Now, first, we will create an RNN model and evaluate the results generated by it.

#Build the LSTM model model = Sequential() model.add(SimpleRNN(50, return_sequences=True, input_shape= (x_train.shape[1], 1))) model.add(SimpleRNN(50, return_sequences=False)) model.add(Dense(25)) model.add(Dense(1)) #compile the model model.compile(optimizer='adam', loss='mean_squared_error') #Train the model model.fit(x_train, y_train, batch_size=1, epochs=1)

#Get the model predicted price values predictions = model.predict(x_test) predictions = scaler.inverse_transform(predictions) #Get the root mean squared error (RSME) rmse = np.sqrt( np.mean( predictions - y_test )**2 ) rmse

#plot the data train = target_data[:train_data_len] valid = target_data[train_data_len:] valid['Predictions'] = predictions #Visualize the data plt.figure(figsize=(16,8)) plt.title('Model') plt.xlabel('Date', fontsize=18) plt.ylabel('Adj Close price USD ($)', fontsize=18) plt.plot(train['Adj Close']) plt.plot(valid[['Adj Close', 'Predictions']]) plt.legend(['Train', 'Val', 'Predictions'], loc='lower right') plt.show()

Now, let us create an LSTM model and evaluate the results generated by it.

#Build the LSTM model model_LSTM = Sequential() model_LSTM.add(LSTM(50, return_sequences=True, input_shape= (x_train.shape[1], 1))) model_LSTM.add(LSTM(50, return_sequences=False)) model_LSTM.add(Dense(25)) model_LSTM.add(Dense(1)) #compile the model model_LSTM.compile(optimizer='adam', loss='mean_squared_error') #Train the model model_LSTM.fit(x_train, y_train, batch_size=1, epochs=1)

#Get the model predicted price values predictions_LSTM = model_LSTM.predict(x_test) predictions_LSTM = scaler.inverse_transform(predictions_LSTM) #Get the root mean squared error (RSME) rmse = np.sqrt( np.mean( predictions_LSTM - y_test )**2 ) rmse

#plot the data train = target_data[:train_data_len] valid = target_data[train_data_len:] valid['Predictions'] = predictions_LSTM #Visualize the data plt.figure(figsize=(16,8)) plt.title('Model') plt.xlabel('Date', fontsize=18) plt.ylabel('Close price USD ($)', fontsize=18) plt.plot(train['Adj Close']) plt.plot(valid[['Adj Close', 'Predictions']]) plt.legend(['Train', 'Val', 'Predictions'], loc='lower right') plt.show()

**Conclusion –**

- The RMSE value for the RNN model was 295.53, while for the LSTM model was 293.75. This indicates that the LSTM model has better accuracy as compared to the RNN model.
- The two figures are also self-explanatory of how well the predictions have been made by the LSTM model with precision as compared to that of the RNN model.

In the next article, I am going to discuss the **Case study in the Image Recognition Domain**. Here, in this article, I try to explain Recurrent Neural Networks (RNNs). I hope you enjoy this Recurrent Neural Networks (RNNs) article. Please post your feedback, suggestions, and questions about this Recurrent Neural Networks (RNNs) article.

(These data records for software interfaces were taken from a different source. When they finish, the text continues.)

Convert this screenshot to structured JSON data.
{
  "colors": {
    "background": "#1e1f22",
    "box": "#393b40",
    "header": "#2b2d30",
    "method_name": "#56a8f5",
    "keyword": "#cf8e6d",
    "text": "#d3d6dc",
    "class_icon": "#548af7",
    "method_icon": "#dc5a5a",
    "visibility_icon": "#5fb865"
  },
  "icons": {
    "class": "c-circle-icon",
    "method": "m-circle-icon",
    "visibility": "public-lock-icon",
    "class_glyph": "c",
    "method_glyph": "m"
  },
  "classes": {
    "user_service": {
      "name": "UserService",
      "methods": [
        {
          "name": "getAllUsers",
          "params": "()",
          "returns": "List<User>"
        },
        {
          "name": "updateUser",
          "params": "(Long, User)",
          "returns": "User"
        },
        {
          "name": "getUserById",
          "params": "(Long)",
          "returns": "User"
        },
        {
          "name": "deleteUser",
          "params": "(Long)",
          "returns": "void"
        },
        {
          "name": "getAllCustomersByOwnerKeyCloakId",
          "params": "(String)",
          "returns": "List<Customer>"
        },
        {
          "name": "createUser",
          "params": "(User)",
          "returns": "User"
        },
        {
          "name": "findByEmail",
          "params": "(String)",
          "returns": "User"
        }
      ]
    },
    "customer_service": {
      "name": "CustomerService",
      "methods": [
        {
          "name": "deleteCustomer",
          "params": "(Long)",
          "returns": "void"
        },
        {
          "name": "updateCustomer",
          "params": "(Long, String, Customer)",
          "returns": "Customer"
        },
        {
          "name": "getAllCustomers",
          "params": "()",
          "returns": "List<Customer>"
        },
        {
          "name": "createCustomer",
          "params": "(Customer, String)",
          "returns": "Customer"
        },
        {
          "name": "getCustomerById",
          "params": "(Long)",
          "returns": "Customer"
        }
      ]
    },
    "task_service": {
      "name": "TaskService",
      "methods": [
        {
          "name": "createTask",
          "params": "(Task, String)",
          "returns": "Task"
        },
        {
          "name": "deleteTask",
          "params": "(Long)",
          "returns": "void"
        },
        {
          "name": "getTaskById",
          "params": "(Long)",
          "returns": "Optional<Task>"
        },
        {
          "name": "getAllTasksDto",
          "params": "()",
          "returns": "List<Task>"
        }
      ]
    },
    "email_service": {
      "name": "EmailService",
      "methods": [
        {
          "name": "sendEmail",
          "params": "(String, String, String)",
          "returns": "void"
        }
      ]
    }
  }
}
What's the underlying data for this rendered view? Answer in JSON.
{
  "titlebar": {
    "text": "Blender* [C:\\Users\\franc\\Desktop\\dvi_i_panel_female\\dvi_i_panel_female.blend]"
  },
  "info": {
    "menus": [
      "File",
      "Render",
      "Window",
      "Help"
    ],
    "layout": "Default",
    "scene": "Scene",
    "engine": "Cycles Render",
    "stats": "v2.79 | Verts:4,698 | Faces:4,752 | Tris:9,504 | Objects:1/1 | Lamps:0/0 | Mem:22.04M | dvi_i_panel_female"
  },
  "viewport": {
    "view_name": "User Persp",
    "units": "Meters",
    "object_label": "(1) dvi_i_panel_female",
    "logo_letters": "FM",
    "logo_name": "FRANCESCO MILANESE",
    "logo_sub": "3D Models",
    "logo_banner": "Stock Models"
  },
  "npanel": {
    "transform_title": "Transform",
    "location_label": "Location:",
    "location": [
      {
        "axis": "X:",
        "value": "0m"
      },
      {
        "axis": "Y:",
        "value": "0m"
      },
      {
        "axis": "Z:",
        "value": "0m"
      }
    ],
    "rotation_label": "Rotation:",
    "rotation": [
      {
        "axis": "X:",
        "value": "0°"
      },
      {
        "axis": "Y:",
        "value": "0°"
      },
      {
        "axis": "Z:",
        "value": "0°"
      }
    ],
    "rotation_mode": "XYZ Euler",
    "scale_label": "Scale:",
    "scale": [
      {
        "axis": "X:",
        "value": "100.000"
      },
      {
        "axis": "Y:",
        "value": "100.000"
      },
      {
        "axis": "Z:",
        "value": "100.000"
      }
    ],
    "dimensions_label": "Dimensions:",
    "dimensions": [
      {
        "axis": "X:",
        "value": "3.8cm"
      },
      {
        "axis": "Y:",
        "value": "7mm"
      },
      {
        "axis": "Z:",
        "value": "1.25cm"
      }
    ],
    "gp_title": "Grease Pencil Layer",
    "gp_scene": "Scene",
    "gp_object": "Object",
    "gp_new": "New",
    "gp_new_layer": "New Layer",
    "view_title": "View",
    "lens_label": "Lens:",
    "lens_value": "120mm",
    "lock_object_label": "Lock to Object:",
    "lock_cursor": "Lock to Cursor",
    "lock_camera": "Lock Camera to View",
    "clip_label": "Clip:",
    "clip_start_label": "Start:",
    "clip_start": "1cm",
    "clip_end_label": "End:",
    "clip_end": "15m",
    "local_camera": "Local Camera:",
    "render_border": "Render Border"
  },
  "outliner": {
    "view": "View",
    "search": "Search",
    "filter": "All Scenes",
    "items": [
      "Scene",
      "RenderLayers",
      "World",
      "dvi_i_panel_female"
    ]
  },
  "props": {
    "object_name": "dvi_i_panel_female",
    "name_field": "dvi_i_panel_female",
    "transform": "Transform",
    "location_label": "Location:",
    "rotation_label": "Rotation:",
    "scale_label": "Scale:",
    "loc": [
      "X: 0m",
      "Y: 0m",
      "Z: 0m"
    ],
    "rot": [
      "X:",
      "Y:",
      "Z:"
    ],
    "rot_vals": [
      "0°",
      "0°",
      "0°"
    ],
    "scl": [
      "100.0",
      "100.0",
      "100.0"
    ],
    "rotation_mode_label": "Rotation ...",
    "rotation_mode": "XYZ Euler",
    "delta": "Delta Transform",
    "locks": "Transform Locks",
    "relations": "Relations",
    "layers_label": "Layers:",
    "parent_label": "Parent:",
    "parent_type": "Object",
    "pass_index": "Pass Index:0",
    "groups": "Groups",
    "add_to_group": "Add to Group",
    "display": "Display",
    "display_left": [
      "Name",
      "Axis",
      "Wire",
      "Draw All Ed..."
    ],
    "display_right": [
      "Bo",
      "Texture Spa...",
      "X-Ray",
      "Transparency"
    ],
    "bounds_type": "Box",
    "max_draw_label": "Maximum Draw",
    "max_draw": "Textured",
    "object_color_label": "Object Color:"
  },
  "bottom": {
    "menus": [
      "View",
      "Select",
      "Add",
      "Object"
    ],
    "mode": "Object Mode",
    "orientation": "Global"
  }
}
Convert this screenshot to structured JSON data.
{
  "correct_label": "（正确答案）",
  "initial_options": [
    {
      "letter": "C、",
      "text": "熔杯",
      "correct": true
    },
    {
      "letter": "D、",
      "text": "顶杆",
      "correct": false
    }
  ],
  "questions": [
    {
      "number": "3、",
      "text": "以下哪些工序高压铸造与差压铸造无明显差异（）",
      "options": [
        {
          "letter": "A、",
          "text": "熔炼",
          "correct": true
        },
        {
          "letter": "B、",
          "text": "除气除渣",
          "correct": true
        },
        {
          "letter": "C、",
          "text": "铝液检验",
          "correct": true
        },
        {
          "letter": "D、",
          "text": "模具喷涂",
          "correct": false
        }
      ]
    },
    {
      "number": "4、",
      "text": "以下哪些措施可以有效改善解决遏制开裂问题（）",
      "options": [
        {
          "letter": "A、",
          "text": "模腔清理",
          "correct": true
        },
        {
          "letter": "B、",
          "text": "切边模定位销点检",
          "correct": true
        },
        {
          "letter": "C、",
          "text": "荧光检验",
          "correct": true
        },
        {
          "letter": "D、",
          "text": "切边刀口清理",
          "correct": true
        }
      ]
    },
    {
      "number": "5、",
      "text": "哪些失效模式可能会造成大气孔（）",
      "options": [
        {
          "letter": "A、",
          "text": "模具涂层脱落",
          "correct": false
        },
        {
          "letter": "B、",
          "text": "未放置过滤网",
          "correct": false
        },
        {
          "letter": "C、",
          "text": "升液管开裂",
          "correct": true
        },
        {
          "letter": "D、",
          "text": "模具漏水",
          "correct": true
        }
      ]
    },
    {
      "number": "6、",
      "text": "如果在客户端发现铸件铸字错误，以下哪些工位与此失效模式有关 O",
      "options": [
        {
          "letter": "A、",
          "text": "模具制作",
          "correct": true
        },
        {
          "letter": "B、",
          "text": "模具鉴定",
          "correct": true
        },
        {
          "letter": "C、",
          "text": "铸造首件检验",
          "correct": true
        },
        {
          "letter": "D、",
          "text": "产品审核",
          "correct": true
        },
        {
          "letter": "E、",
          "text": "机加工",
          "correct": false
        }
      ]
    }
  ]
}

**About the Author: Pranaya Rout**

Pranaya Rout has published more than 3,000 articles in his 11-year career. Pranaya Rout has very good experience with Microsoft Technologies, Including C#, VB, ASP.NET MVC, ASP.NET Web API, EF, EF Core, ADO.NET, LINQ, SQL Server, MYSQL, Oracle, ASP.NET Core, Cloud Computing, Microservices, Design Patterns and still learning new technologies.